IF A helicopter goes down in Afghanistan, these are the men sent out to repair it.
The elite aircraft engineers from Portsmouth’s 1710 Naval Air Squadron recently marked six years of duty stationed on the hectic flight line at Camp Bastion.
They deploy twice a year for three months to make sure there’s always four or five of them on hand in case of an emergency over the Taliban badlands.
Their job is not to look after helicopters on a day-to-day basis, but to carry out complex repairs to aircraft damaged by rough emergency landings, serious wear-and-tear and enemy fire.
At any moment they can be sent ‘outside the wire’ in a Special Forces helicopter with their tools and expertise to keep vital missions going.
The squadron has overseen many repair missions since it started coming to Afghanistan in 2006.
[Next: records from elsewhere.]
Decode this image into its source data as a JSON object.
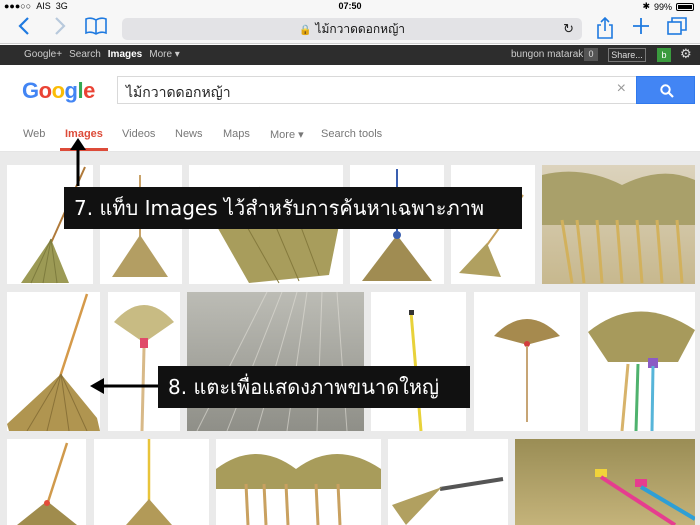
{
  "status": {
    "carrier": "AIS",
    "network": "3G",
    "time": "07:50",
    "battery": "99%"
  },
  "browser": {
    "url_text": "ไม้กวาดดอกหญ้า"
  },
  "gbar": {
    "links": [
      "Google+",
      "Search",
      "Images",
      "More ▾"
    ],
    "active_link": "Images",
    "user": "bungon matarak",
    "count": "0",
    "share": "Share...",
    "avatar": "b"
  },
  "search": {
    "logo": "Google",
    "query": "ไม้กวาดดอกหญ้า"
  },
  "tabs": [
    "Web",
    "Images",
    "Videos",
    "News",
    "Maps",
    "More ▾",
    "Search tools"
  ],
  "active_tab": "Images",
  "annotations": {
    "step7": "7. แท็บ Images ไว้สำหรับการค้นหาเฉพาะภาพ",
    "step8": "8. แตะเพื่อแสดงภาพขนาดใหญ่"
  },
  "colors": {
    "accent_blue": "#4285f4",
    "active_red": "#dd4b39",
    "safari_blue": "#1f7ae0"
  }
}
Chief Petty Officer Tony Fisher and Petty Officer Simon Whittell used to maintain the navy’s Harrier jets in Kandahar. But since the sad demise of the fabled jump jets, they have been retrained to look after helicopters.
‘Although we’ve been to theatre before, this time our role is very different,’ said CPO Fisher, 38.
‘Where before we were busy maintaining aircraft as part of a large squadron, this time around we’re part of a small team and have to remain very reactive to all forms of damage across the three services.’
This means the engineers have to master everything from the army’s Apache gunships to the navy’s Lynx helicopters, Sea Kings, and the troop-carrying Chinook and Merlin aircraft.
‘Since coming to theatre, we’ve carried out repairs to some aircraft we hardly ever see in the UK,’ said 27-year-old Petty Officer Liam Sutherland, adding: ‘I’m looking forward to using my knowledge to help less experienced members of the squadron get ready for their Afghanistan tours – after some post-operational leave, of course.’
Lieutenant Andy Betts said the squadron has noticed a definite change in the Afghan mission since six years ago.
‘We can see that in the frequency and type of damage we are being asked to repair,’ he explained.
‘A few years ago it would have been mainly damage due to enemy action, the majority of work we are now seeing is down to aircraft fatigue and the difficulties of operating in the dusty Afghan environment.’